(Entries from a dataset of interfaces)
_____
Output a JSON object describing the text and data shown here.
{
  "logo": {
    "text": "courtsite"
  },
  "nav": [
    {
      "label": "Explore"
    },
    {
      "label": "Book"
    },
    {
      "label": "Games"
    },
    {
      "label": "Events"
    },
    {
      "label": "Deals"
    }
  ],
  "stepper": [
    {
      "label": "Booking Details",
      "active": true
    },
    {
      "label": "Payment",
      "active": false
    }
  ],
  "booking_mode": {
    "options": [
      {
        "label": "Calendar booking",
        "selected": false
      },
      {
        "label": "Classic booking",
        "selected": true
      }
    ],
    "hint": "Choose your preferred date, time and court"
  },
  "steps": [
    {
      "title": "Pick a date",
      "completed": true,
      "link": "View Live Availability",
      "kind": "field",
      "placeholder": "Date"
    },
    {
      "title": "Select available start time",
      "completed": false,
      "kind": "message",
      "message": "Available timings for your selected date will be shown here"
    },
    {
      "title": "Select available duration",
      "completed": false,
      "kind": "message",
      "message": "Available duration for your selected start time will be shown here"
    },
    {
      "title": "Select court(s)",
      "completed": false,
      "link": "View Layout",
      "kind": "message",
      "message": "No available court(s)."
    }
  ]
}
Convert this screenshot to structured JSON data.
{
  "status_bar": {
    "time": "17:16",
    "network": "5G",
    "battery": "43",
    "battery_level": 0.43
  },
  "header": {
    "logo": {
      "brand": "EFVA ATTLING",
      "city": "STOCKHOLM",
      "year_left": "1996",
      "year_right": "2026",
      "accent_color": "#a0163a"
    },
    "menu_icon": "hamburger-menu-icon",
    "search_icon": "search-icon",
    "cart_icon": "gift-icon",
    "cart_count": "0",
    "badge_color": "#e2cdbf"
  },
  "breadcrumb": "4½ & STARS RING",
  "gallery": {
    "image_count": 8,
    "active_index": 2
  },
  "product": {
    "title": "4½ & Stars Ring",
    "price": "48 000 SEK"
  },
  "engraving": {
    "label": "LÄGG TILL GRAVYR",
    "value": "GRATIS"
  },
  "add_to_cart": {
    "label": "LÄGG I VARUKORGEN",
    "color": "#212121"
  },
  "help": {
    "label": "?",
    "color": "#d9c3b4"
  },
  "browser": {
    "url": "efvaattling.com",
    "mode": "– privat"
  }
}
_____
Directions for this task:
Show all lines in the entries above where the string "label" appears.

Result of the exercise:
      "label": "Explore"
      "label": "Book"
      "label": "Games"
      "label": "Events"
      "label": "Deals"
      "label": "Booking Details",
      "label": "Payment",
        "label": "Calendar booking",
        "label": "Classic booking",
    "label": "LÄGG TILL GRAVYR",
    "label": "LÄGG I VARUKORGEN",
    "label": "?",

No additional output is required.